Below, your ankles are buried in water and what you’ve mistaken for silver seaweeds are fish dancing under a dappled reflection of a great building. Perhaps it’s your home. Something shining far ahead keeps reaching out to you like a lighthouse. You want to cry, you want to laugh, but your body refuses; for now, you are a stream, both coming and going.
The scent of petals is in the air; the taste of salt is on your tongue. Go on ahead, the ocean is near.
Storm Inside an Atom

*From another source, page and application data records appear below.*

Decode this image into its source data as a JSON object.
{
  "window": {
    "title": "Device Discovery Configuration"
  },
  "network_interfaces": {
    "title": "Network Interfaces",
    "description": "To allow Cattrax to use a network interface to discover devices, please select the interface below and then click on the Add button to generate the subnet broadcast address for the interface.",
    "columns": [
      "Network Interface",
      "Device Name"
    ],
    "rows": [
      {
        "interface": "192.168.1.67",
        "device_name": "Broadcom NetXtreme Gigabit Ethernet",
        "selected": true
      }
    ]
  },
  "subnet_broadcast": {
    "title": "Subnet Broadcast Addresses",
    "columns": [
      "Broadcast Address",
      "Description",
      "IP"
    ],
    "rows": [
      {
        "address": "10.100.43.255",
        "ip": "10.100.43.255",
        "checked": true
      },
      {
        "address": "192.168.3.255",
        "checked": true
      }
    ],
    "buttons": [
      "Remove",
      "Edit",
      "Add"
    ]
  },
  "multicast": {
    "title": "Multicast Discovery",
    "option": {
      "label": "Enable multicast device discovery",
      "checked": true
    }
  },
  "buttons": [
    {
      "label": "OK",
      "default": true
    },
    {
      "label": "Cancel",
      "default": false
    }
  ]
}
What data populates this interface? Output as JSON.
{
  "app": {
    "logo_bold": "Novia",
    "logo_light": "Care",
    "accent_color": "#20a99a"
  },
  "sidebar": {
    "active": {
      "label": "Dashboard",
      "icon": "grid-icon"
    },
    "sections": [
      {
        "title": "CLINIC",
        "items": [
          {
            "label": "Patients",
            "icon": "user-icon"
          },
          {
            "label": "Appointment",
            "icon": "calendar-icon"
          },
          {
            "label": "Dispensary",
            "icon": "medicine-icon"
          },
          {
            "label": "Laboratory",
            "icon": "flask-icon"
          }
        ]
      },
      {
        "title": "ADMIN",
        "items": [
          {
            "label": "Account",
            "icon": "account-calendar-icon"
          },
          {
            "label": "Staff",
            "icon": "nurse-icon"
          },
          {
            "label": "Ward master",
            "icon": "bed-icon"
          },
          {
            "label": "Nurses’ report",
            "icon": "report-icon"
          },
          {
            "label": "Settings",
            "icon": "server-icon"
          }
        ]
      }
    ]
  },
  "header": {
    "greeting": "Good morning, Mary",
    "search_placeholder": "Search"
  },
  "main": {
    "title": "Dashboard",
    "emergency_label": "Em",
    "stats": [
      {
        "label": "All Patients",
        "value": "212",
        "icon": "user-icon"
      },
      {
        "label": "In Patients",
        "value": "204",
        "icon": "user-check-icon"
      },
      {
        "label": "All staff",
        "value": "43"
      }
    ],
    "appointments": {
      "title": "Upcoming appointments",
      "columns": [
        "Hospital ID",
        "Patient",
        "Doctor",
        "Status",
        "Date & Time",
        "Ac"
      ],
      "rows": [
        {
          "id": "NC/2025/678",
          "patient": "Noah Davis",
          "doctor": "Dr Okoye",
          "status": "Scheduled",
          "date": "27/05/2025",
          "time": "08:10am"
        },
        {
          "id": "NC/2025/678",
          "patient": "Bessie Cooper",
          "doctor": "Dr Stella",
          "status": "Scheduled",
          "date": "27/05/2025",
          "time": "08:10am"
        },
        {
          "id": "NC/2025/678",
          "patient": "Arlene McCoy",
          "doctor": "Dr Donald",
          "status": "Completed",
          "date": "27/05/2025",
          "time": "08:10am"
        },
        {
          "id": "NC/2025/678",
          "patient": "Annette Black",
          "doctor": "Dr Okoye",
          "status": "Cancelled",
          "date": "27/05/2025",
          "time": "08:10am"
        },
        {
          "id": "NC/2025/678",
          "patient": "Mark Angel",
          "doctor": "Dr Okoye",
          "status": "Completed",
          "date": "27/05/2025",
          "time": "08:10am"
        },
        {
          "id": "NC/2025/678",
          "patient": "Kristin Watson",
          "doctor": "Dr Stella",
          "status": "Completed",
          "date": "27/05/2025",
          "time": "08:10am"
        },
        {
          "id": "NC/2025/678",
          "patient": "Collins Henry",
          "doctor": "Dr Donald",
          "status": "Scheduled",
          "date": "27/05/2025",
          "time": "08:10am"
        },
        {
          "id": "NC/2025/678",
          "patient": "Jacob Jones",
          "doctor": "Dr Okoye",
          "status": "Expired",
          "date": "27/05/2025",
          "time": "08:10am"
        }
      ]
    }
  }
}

i wish i could see your storm / not sure why mine is visible / what do you make of it? / do i look like the slow demolition of a building? / it’s only a disaster / an ecstatic free-fall of a yin-yang-shaped pill / a storm inside an atom / wrecking lightning / it rains without clouds / invisible snowfall prods me / plays a tune with cold fingers / will everlast me / while the atom waters itself i lose nutrients / spill moans on diamond oceans / copying the rain / there’s black thunder in my body / and anticyclones hitting the wrong regions / pulsars screaming on mute / nervous as seismographs / but there are worse ways to transform / if you can’t handle inconvenient truths / don’t ask me how i’m feeling / it’s more than a transient question / i’m soaking in it / knowing eternity will pass / it’s like waiting for a night bus in an empty world / and i’m more than a body within a womb / i will bloom / from within and from without / rippling with colours / after the sun flies in / and gilds me with a look of concern.
"My work focuses on themes of self, identity, femininity, death, afterlife, and transformation. Writing is the road to self-discovery for me. Whether it’s prose or poetry, I always finish a piece of writing feeling a little changed.
Over the years I’ve realised that I have two contrasting voices: one is spiritual, nature-loving, and positive and the other is dark, gritty, and immediate. The former reflects attributes I aspire within myself and the latter reflects London life or at least my perspective of the city. I’ve tried to settle for one voice in the past but now I think they’re both equally relevant and express important aspects of myself."